The challenge of reeling in one of these fish cannot be accepted unless you figure out what they are biting. Spanish are notorious for being finicky and will not stray too far from the natural bait they are currently feasting on. These natural baits range from glass minnows, to finger mullet and menhaden. Try offering a bit of menhaden to a school of Spanish that have herded a thousand glass minnows into a ball, and you will learn the meaning of frustration.

The daily limit for Spanish mackerel in South Carolina is 15 fish per day and there is a 12-inch minimum length. These somewhat oily fish are thin-framed, very easy to clean and can be cooked on the grill. I have spent many July afternoons after chasing forked tails, coming to grips with fresh sun-kissed redness, while grilling a few Spanish with some fishing friends.

Spanish have shredded more than a few landing nets while being scooped out of the ocean so take care. A pair of fishing pliers is always a good idea when de-hooking these fish, and a rag proves useful as well since these fish can bleed quite a bit while removing the hook. Their hearty demeanor usually ensures that they are a good candidate for catch and release fishing.             

Don’t forget that you can increase the challenge of angling for Spanish mackerel by putting up the spinning tackle and pulling out the fly rod. Remember, Spanish mackerel don’t simply break the surface, they jump out of the water with grace. They almost always show up in their usual haunts by July 4 and spend the entire month chasing bait, which makes for loads of light-tackle fishing fun!
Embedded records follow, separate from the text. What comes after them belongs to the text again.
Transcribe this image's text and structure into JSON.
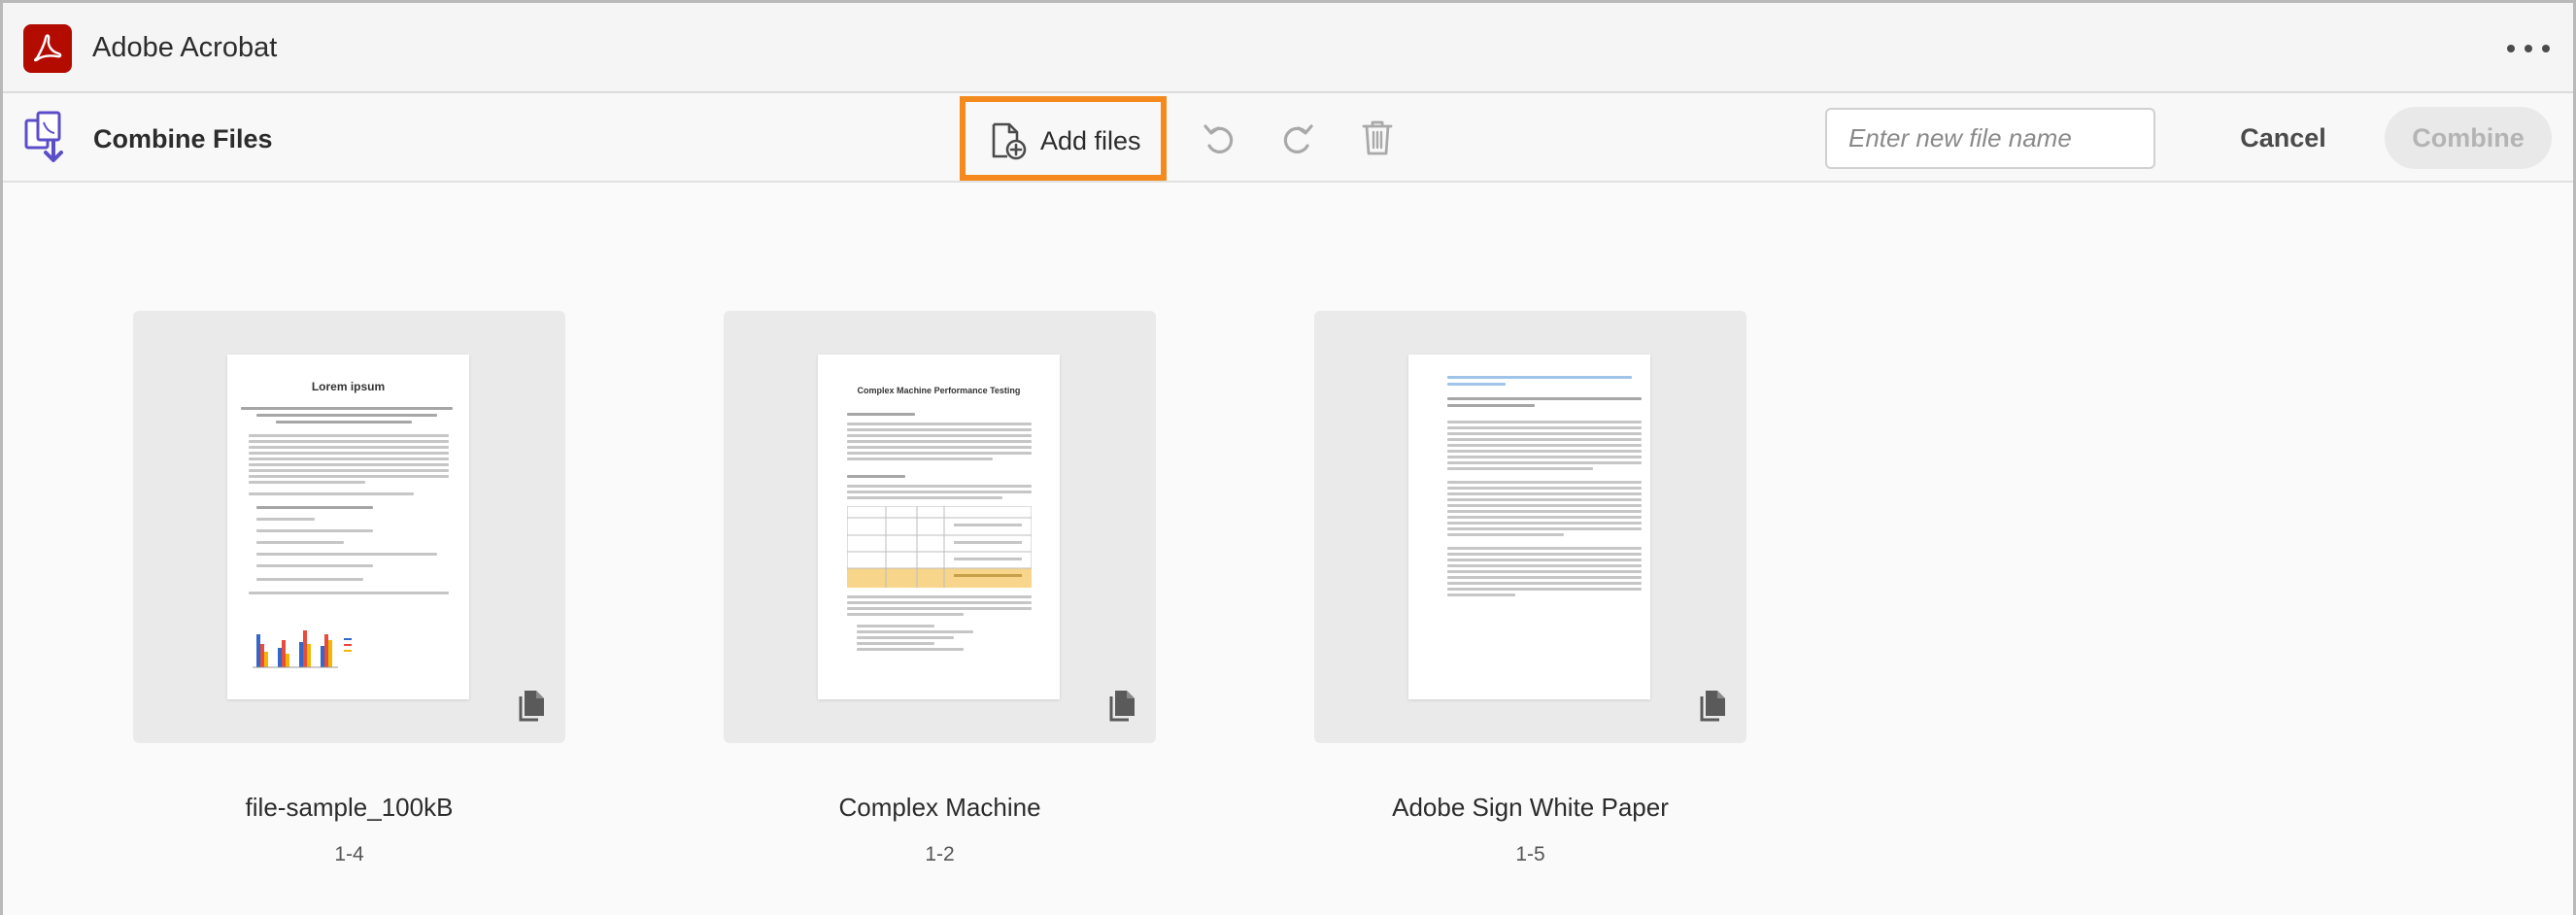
{
  "app": {
    "title": "Adobe Acrobat"
  },
  "toolbar": {
    "tool_title": "Combine Files",
    "add_files_label": "Add files",
    "filename_placeholder": "Enter new file name",
    "cancel_label": "Cancel",
    "combine_label": "Combine"
  },
  "files": [
    {
      "name": "file-sample_100kB",
      "pages": "1-4",
      "preview_title": "Lorem ipsum"
    },
    {
      "name": "Complex Machine",
      "pages": "1-2",
      "preview_title": "Complex Machine Performance Testing"
    },
    {
      "name": "Adobe Sign White Paper",
      "pages": "1-5"
    }
  ],
  "colors": {
    "brand_red": "#b30b00",
    "highlight_orange": "#f48a1d",
    "tool_purple": "#5b4fc9"
  },
  "icons": {
    "app_logo": "acrobat-logo-icon",
    "tool": "combine-files-icon",
    "add_files": "add-file-icon",
    "undo": "undo-icon",
    "redo": "redo-icon",
    "delete": "trash-icon",
    "more": "more-icon",
    "page_stack": "page-stack-icon"
  }
}
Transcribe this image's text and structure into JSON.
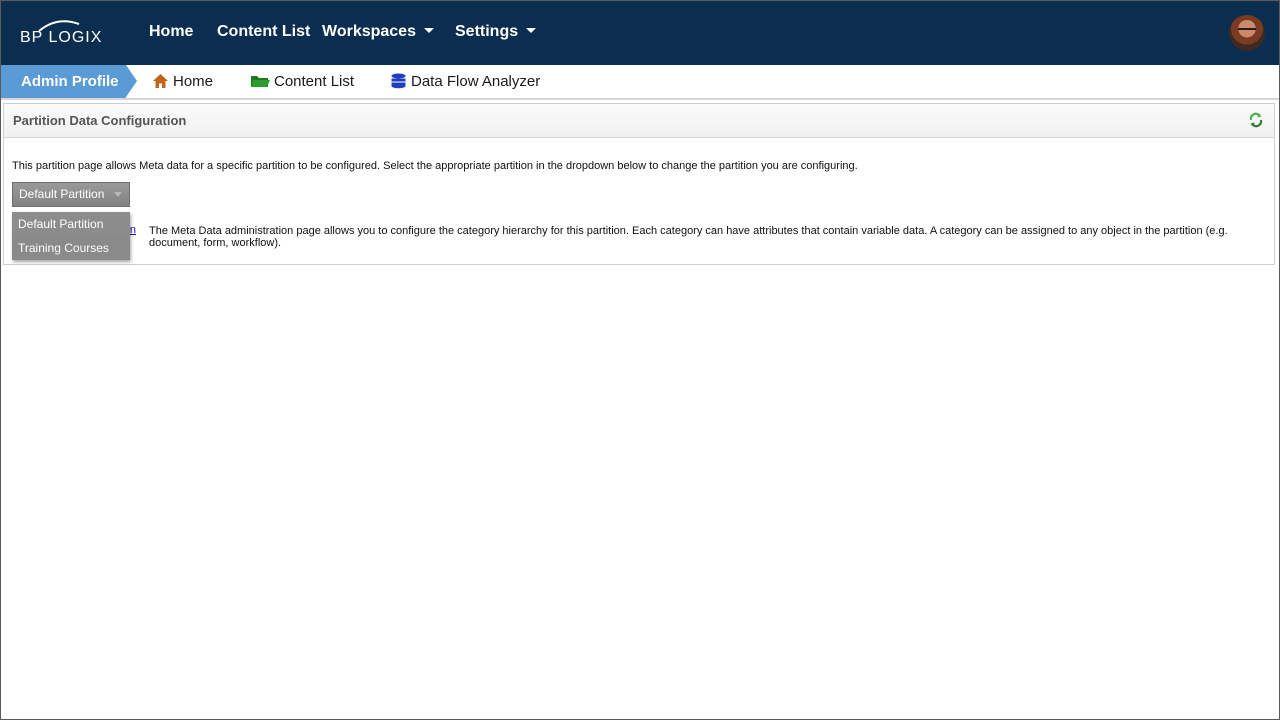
{
  "brand": {
    "logo_text": "BP LOGIX"
  },
  "topnav": {
    "items": [
      {
        "label": "Home"
      },
      {
        "label": "Content List"
      },
      {
        "label": "Workspaces"
      },
      {
        "label": "Settings"
      }
    ]
  },
  "tabbar": {
    "active": "Admin Profile",
    "crumbs": [
      {
        "label": "Home",
        "icon": "home-icon"
      },
      {
        "label": "Content List",
        "icon": "folder-icon"
      },
      {
        "label": "Data Flow Analyzer",
        "icon": "database-icon"
      }
    ]
  },
  "panel": {
    "title": "Partition Data Configuration",
    "description": "This partition page allows Meta data for a specific partition to be configured. Select the appropriate partition in the dropdown below to change the partition you are configuring.",
    "selected_partition": "Default Partition",
    "partition_options": [
      "Default Partition",
      "Training Courses"
    ],
    "meta_link_label": "Meta Data Administration",
    "meta_description": "The Meta Data administration page allows you to configure the category hierarchy for this partition. Each category can have attributes that contain variable data. A category can be assigned to any object in the partition (e.g. document, form, workflow)."
  },
  "colors": {
    "topbar": "#0b2d4f",
    "active_tab": "#5b9bd5",
    "home_icon": "#c0651a",
    "folder_icon": "#2e8b2e",
    "database_icon": "#1f3fbf",
    "refresh_icon": "#4caf50"
  }
}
To view this feature article in the newspaper click on Colletonian.

To view the latest Lowcountry Saltwater Fishing Report click here.